Yes, Photoshop has scripts, and they are also a set of commands, but coded in Photoshop’s language so they cannot be read by PSP. The scripts made for PaintShop Pro will not work with Photoshop, simply because PSP and PS use a different language. It is like a recipe written in English cannot be followed by a Spanish cook. In the same way, actions written for Photoshop will not work in PaintShop and vice versa.
How do I tell if I have a “good” script?
Like explained above, anyone can record a script using the Record function. And if the script requires only the application of various effects to the whole image (like photo scripts), those should work for you. A “good” script will often go beyond that. Here are some points to consider.
- Do you have options when using the script or is the script going to yield a single result? You might want the option to change color and many scripts do that, but do you also have the option the change other parameters, like the number of items, or shape used?
- Are you able to run the script on your own elements, no matter what, or are you limited to a very specific type of element with a specific size?
- Are you able to get some random results or will you get exactly the same thing every time you run the script?
- Is the script compatible with many PSP versions or only the latest ones? Of course, if you have a recent version, it might not affect the result for you, but it might give you a clue as to how knowledgeable the scripter was in the first place.
- Does the script include a lot of selections or tubes to create the end result?
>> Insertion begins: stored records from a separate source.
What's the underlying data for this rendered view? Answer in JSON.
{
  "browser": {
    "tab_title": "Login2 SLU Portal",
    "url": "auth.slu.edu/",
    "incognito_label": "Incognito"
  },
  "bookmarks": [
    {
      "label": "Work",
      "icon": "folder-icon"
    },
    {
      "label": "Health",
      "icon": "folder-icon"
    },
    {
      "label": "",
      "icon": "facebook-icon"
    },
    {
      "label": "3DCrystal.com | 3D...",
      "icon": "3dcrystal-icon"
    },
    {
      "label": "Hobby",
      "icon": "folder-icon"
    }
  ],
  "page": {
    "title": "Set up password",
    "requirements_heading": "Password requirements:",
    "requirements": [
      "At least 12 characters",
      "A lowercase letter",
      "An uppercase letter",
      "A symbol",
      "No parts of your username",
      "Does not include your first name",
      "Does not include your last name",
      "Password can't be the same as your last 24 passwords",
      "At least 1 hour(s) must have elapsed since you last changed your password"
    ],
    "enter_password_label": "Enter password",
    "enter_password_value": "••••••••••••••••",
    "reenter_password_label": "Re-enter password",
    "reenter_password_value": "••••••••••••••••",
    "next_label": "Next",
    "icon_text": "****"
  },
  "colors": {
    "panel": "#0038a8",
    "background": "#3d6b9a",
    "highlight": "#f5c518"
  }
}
Depending on the type of supplemental elements needed, it might mean that the script will only copy, paste or color existing elements. In this case, it might be a very basic script that will only compile those elements over and over again, in the same manner, every time.
- Does it look like the same end result could be obtained using a template instead of a script? If so, it is probably going to yield the same result over and over again, even if you can choose different colors for different sections (a bit like a paint-by-number artwork).
Those are only some points that can differentiate between a good script and an average one. If the scripter has some free samples, check them out. Test them yourself. See what you can get out of them. If you are unsure, read the description carefully, and possibly look for product reviews. Still unsure, ask the scripter.
Where can I find good scripts?
The answer to this question might depend on the type of script you are looking for, however, here are some “traditional” sites where you can find some scripts.
- https://creationcassel.com/store: in this store, you will find hundreds of scripts of all kinds (except painted or drawn elements) to create elements, alter photos, or help in various process (like making previews, creating directional tubes, creating a credit list).
- Suz's scripts: Suz is an expert in scripting (she is the one who created the Scripting Course) however, she took her site down a couple of years ago. Some of her scripts are distributed in the store, with her permission. Check this section.
- Pixelnook: Gary was one of the pioneers in scripting. Some of his scripts are regularly used to this day, even if very few have been added recently. VectorPaint, VectorTube and VectorStroke are unique scripts. Since the site is no longer available, some of his scripts are available in the store, in their own section HERE.
- http://www.sheilsoft.com/psp.htm: this site provides 70 scripts that are mostly for photos and frames. They work on most PSP versions, including the most recent ones.
Let’s hope that you will now feel more comfortable in using scripts for your next projects. Do you have additional questions, about scripts or about PSP? Just email me or post a comment. I might just address your point in a future post.